Writing Tactics for Parents: How to Quiet the Little Anklebiters for Five Minutes So You Can Write a Few Words on This Blank Page Goddammit
As I begin this blog piece, my 5-year-old sees that I’m typing on my laptop, skips over, looks at the screen, and says, “Mama, whatcha doin’?” Irony? In the truest sense, no, not irony. But if Alanis Morissette can get away with pissing on Webster’s Dictionary, so can I.
Parenting two small children is not the easiest task in the world. The constant noise, peanut butter hands, snotty noses and “poop bonanzas” (what my 5-year-old calls messy diapers) means you have to be Mother Teresa just to deal with it all. And if you don’t happen to be Mother Teresa, then you need alcohol. Lots of it.
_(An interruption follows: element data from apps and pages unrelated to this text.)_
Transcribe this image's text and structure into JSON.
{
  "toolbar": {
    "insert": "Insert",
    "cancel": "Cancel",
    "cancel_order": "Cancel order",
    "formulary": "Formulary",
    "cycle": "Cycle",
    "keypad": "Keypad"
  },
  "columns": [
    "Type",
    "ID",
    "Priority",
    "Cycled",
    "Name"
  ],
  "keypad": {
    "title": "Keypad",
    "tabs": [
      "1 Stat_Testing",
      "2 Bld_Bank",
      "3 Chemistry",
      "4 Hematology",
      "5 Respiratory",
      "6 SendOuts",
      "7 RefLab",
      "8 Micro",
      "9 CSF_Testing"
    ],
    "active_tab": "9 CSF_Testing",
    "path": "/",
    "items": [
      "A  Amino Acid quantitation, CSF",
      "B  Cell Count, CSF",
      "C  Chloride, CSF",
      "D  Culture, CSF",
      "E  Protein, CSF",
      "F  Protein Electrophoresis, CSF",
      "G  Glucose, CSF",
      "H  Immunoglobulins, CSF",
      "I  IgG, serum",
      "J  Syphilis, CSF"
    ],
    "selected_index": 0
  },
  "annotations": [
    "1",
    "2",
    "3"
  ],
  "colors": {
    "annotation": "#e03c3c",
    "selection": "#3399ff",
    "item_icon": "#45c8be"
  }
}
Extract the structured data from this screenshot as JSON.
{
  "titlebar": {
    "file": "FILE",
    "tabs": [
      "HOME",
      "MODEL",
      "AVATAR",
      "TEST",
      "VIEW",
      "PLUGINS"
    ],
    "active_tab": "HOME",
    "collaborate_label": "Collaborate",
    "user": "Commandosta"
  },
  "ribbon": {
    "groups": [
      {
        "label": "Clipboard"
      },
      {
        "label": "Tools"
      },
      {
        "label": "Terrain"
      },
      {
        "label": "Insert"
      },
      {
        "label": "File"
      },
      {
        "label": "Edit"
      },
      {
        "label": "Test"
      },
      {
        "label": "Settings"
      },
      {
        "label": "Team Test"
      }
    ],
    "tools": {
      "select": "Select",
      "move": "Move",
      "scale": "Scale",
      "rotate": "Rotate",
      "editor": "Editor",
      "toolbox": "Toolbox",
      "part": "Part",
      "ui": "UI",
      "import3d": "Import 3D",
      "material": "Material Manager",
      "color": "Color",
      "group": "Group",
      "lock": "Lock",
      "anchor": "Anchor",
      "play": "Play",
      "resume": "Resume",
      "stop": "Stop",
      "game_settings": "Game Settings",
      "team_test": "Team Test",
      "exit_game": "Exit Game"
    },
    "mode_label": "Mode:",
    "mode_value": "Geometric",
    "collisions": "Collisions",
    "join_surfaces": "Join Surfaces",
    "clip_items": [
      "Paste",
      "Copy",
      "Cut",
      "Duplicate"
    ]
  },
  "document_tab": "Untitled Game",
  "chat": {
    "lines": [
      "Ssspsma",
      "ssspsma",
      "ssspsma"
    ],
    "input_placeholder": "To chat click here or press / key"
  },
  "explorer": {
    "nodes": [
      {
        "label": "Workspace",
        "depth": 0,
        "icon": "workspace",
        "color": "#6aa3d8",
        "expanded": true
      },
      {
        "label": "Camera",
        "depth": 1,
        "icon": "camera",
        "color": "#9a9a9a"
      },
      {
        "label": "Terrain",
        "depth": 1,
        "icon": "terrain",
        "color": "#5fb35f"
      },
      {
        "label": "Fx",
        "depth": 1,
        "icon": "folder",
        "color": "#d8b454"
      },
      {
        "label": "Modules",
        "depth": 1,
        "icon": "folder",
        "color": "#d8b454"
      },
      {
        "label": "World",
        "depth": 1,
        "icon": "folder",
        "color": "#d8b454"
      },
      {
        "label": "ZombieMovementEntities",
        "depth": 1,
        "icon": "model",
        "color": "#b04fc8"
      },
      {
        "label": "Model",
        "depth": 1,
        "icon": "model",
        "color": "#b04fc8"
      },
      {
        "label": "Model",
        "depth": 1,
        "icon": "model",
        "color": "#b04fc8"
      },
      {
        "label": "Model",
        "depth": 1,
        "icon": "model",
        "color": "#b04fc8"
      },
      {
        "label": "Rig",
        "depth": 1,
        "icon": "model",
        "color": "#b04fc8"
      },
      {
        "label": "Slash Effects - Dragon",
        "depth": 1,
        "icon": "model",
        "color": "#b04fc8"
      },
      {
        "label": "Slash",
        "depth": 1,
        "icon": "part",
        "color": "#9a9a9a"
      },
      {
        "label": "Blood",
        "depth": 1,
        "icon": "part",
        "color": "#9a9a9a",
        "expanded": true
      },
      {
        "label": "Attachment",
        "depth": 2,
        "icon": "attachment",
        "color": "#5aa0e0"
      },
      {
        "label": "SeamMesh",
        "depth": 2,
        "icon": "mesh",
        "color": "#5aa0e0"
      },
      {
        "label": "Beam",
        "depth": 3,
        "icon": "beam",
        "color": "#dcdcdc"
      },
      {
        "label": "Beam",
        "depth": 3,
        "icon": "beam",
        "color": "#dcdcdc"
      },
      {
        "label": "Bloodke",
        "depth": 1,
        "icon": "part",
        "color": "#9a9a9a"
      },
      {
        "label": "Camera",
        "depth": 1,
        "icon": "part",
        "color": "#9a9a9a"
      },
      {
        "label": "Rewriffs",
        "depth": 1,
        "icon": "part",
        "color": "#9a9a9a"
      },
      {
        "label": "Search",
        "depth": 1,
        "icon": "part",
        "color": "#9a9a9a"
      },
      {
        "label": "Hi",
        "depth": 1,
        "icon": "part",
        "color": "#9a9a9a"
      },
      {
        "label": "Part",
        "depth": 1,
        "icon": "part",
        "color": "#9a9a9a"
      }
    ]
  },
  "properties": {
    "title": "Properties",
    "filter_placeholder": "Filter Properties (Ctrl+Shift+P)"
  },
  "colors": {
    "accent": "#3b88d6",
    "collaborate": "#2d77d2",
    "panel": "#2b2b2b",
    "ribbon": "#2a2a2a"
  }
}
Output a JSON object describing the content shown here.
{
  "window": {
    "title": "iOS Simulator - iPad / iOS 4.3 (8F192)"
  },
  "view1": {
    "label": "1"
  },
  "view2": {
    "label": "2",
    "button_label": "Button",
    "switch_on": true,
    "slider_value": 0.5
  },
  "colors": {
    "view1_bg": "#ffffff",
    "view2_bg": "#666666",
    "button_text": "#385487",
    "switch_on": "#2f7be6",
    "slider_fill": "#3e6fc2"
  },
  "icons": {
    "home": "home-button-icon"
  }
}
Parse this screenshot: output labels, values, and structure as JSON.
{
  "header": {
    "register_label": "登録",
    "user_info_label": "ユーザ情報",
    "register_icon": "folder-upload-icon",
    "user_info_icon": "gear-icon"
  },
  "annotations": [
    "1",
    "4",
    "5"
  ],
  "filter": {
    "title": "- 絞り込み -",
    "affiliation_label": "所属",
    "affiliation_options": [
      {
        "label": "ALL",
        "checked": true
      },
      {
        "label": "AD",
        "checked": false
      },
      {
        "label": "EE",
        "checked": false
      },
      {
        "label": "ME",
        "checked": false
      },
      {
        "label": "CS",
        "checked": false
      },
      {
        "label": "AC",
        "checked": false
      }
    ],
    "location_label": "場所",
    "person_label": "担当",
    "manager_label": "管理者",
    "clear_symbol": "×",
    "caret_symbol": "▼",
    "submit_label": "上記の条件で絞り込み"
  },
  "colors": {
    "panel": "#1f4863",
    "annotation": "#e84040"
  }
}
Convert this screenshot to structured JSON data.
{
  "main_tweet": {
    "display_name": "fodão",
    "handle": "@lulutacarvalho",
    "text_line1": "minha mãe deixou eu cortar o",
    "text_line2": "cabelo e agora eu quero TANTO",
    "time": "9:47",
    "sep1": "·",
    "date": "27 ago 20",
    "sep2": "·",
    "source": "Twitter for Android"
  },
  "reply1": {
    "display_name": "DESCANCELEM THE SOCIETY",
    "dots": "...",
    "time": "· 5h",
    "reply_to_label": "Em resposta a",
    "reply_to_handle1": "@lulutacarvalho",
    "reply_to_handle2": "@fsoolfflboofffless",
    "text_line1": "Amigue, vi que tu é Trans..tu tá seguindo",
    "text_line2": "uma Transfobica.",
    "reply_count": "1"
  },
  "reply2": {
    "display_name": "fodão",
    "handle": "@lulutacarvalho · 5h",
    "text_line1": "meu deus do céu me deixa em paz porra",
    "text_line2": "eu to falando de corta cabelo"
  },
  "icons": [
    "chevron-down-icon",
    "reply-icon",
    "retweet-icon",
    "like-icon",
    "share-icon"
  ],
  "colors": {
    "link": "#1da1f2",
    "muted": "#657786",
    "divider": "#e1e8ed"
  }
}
Convincing the scrawny carpetbaggers to be quiet so you can type words—well, it is a near-impossible task. But I have developed the following tactics that I will now share with the rest of you bleary-eyed parental battalions:
Once the spawn are in bed, sleeping peacefully after destroying our house, my husband and I feverishly work on our musical about life in the Amazon River Basin, set to Justin Bieber’s “Believe.” Sure, bedtime isn’t foolproof, due to the constant requests for “more water,” “more stories,” and anything that will delay the inevitable trek upstairs. If your child is younger, you might even endure hours of screams, blanket readjustments, rocking, whatever will lull the tiny noisebox to sleep; only to loudly kick a random toy while creeping out of the room, and thus have to restart the entire process. However, once the house is completely quiet, the writing can begin, and it sometimes lasts until the wee hours. I suggest strong coffee.
I have been known to sneak my laptop into the bathroom and quietly close and lock the door. This takes ninja-like skills. Then I dive into my scholarly tome, The Id, Ego, and Super Ego: A Case Study of Jake ‘The Bachelor’s’ Inner Turmoil, while also taking care of bathroom business. It’s the essence of efficiency. Writing as much as possible within that timeframe is paramount, due to the inevitable attraction that children have to closed doors. Like moths to bright lights or zombies to brains they will come, and you will not be able to concentrate once they’re pounding on the door, repeating “Mama” one hundred billion times.
So be warned, and don’t forget to wipe.
Backyard Bang Out
This isn’t what it sounds like—get your mind out of the gutter! In this particular tactic, we push the kids out the back door so they can ramble around together, poke bugs with sticks, pick flowers for us (cue the “Awwww”), get ant bites, eat grass. You know, the usual. Now, expect your mini-yous to come to the back door every minute asking question after question. You must prepare for this. Telling them to find a bug indigenous to Asia should net you a few paragraphs on your latest corporate espionage/YA-hybrid short story.
If you don’t have a backyard, try the basement.
Only to be used in dire circumstances, this technique will allow you to eke out a few tweaks to your in-progress children’s book, Nuclear Fallout and Me. Simply tell the miniature humans you want to play hide-and-go-seek, have them hide, then skeedaddle to your laptop and pound away. Depending on the ages of your apron-grabbers, they will wait anywhere from ten seconds to ten minutes. Write like the wind, fellow prose pusher.
A cupcake or six will go a long way toward awarding you some time to scribe your graphic novel on the mating habits of the Spodochlamys latipes beetle (not to mention, give your child diabetes. But we’ll probably have a cure for that soon, right?). Strap that toddler in his high chair or pre-schooler in his seat, plop a sweet in front of him, and go on with your bad self. Check on your sugar-sauced minion in about 3.5 seconds, which is roughly how long it takes kids to eat sweets. I’m usually able to jot down FOUR ENTIRE WORDS during this time. That’s 1.14 words per second.
Of course, it’s forgivable to lavish your confection-stuffed cherubs with even more snacks and continue your frantic coleoptering.
To summarize, in the words of Bill Cosby, “The truth is that parents are not really interested in justice. They just want quiet.” And this is doubly true for author-parents, soldiering on amidst the sound of screams and scuffling footie-pajama’ed feet. Keep at it, brave word wizard. One day, you will pen your magnum opus, the world’s first bizarro-historical nonfiction.
And we’ll pretend not to see the PB&J smears on the manuscript.
Heather Nelson is a nonprofit Executive Director and Founder who lives in Austin. She studied English Literature and Psychology on scholarship and served as a Teaching Assistant at the University of North Texas. She is an active member of LitReactor.com, a Facebook junkie, collage-maker, film nerd, Raymond Carver lover, and moscato aficionado. Having penned poems since she was twelve, in recent years she has put on her big girl panties for her own blog, and for short fiction and novels. She is writing her first one, which she describes as “Fight Club for soccer moms.” Dinner parties, Vicodin, a homeless intersexual prostitute. She hopes Chuck approves.